Records shown:
Segment Open

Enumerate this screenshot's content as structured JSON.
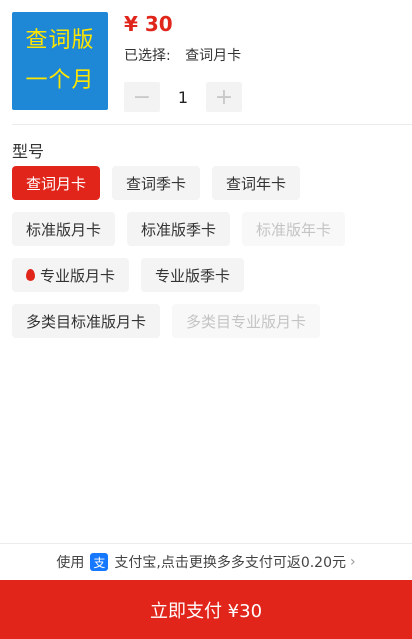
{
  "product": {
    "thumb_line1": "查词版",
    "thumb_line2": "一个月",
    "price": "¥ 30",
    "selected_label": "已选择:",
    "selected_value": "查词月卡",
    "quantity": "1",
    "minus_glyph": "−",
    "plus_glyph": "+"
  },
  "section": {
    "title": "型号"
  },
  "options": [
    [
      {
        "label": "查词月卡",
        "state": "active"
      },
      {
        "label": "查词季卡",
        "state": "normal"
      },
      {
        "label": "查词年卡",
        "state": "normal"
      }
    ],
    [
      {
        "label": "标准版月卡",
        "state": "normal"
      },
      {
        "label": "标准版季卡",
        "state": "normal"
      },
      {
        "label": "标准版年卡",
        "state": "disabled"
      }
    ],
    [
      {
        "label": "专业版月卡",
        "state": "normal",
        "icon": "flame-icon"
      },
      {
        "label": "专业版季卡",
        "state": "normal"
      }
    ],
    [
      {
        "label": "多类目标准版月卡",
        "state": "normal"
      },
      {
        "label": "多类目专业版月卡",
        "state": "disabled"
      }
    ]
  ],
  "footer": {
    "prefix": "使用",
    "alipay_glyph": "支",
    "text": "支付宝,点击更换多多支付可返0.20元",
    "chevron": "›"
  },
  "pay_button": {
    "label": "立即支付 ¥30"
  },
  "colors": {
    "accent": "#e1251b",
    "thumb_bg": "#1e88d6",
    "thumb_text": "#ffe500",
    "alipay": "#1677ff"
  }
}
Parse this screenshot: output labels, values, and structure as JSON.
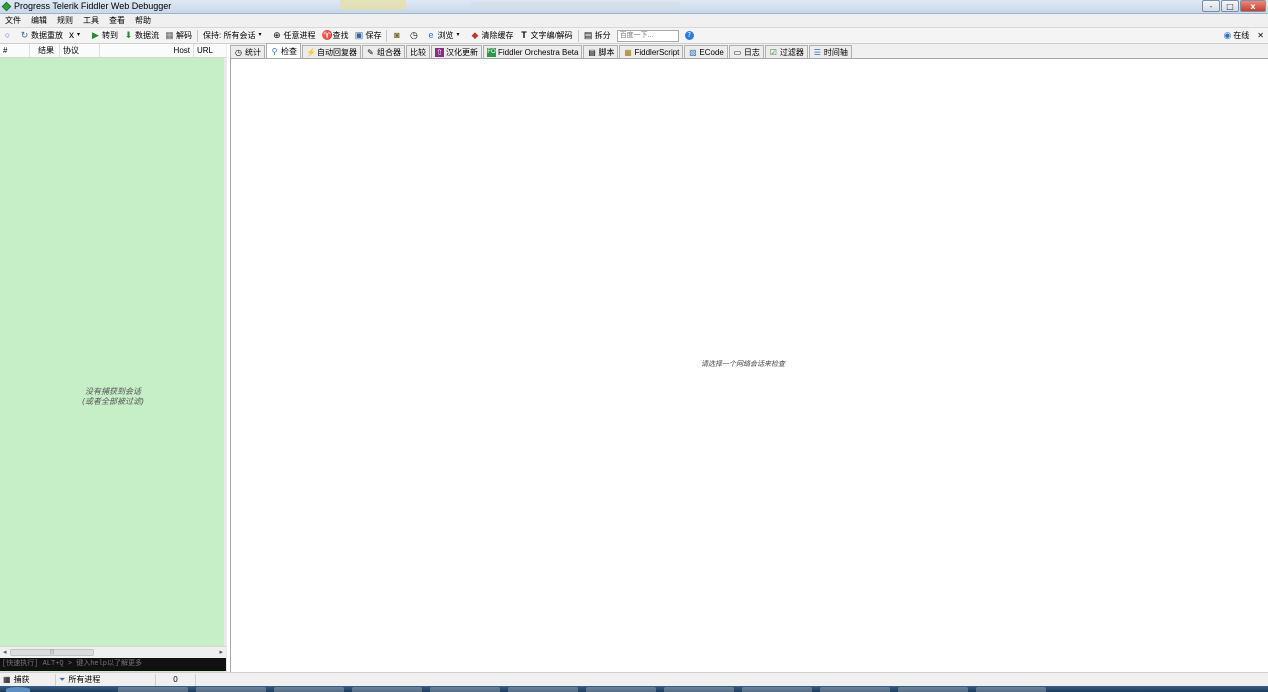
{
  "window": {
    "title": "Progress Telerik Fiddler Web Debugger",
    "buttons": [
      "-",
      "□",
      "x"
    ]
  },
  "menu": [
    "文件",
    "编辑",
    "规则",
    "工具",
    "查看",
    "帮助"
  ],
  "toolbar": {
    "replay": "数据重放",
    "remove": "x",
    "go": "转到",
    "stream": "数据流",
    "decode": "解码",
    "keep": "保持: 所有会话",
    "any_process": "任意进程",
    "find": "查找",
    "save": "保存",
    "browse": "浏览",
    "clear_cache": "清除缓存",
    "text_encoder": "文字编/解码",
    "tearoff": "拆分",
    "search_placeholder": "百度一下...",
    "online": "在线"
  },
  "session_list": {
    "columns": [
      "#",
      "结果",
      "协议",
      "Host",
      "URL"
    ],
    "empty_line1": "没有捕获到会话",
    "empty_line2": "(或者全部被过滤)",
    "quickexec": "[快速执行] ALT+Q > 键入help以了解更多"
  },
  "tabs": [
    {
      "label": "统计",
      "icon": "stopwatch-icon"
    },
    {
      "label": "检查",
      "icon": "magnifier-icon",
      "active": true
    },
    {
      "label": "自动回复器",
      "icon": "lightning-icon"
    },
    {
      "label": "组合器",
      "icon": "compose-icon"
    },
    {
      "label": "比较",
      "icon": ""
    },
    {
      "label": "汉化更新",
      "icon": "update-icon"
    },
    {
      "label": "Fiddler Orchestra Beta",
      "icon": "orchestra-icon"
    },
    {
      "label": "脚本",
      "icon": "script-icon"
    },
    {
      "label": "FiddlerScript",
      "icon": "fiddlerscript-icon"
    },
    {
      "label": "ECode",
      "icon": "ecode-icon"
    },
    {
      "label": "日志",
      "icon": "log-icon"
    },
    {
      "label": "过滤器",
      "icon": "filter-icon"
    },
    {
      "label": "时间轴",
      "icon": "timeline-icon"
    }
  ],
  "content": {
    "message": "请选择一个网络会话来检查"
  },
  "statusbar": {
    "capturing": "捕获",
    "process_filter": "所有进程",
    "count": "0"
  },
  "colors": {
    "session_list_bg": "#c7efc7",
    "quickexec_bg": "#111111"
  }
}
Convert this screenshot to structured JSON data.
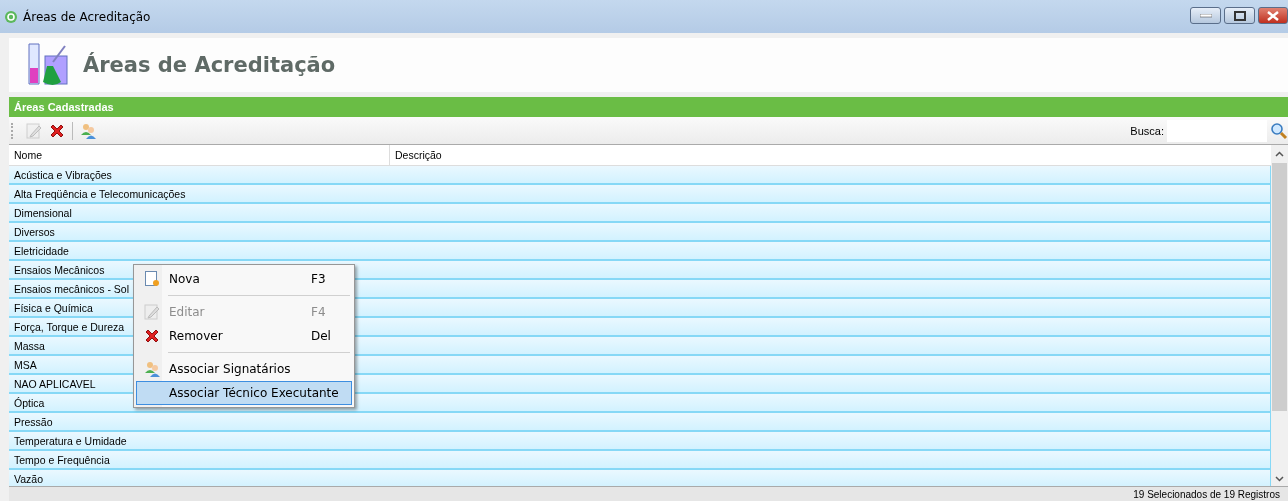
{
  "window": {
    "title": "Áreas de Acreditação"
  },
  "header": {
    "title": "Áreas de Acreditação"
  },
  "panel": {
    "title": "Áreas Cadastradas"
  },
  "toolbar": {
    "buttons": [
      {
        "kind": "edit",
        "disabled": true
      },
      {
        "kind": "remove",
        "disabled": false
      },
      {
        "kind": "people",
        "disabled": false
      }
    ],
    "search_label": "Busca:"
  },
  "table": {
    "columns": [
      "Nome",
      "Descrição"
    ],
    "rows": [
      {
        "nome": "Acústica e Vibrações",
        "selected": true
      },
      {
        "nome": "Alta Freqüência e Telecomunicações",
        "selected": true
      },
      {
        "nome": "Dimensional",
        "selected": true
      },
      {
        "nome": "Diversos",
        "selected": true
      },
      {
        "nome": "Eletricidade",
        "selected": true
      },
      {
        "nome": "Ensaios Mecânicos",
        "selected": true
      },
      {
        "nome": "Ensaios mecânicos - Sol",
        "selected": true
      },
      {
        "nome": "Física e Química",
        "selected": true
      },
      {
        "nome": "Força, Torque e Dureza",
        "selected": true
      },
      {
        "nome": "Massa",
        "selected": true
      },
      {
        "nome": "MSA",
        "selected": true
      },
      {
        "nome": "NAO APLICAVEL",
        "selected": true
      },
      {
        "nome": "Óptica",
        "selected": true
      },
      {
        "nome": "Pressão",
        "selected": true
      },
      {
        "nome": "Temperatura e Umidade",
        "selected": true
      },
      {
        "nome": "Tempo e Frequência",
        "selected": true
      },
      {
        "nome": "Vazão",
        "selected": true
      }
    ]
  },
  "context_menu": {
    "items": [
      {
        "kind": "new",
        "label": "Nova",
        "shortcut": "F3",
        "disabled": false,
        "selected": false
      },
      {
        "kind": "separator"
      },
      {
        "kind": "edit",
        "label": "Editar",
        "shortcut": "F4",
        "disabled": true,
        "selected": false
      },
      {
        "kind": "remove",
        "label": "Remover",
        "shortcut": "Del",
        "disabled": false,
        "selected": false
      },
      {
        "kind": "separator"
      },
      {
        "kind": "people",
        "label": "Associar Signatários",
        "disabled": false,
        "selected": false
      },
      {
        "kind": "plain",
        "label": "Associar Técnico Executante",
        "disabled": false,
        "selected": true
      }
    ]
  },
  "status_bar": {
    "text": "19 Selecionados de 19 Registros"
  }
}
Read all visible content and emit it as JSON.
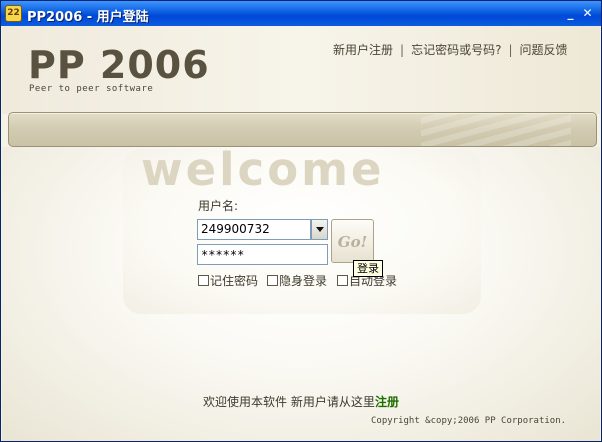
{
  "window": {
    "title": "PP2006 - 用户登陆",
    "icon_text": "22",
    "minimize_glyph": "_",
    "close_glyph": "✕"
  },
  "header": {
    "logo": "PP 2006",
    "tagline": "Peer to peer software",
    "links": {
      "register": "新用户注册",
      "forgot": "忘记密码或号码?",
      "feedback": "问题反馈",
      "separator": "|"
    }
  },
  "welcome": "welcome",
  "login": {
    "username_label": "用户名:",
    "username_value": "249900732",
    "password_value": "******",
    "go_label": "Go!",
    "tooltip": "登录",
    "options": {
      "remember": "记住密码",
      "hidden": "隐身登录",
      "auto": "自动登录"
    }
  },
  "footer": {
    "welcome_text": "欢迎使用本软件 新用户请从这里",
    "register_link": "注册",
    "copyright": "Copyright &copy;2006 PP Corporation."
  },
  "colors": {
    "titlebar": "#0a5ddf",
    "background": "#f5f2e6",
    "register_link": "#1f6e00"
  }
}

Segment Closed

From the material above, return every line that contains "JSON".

Response to the task:
Enumerate this screenshot's content as structured JSON.
Parse this screenshot: output labels, values, and structure as JSON.
Convert this screenshot to structured JSON data.
Read all visible content and emit it as JSON.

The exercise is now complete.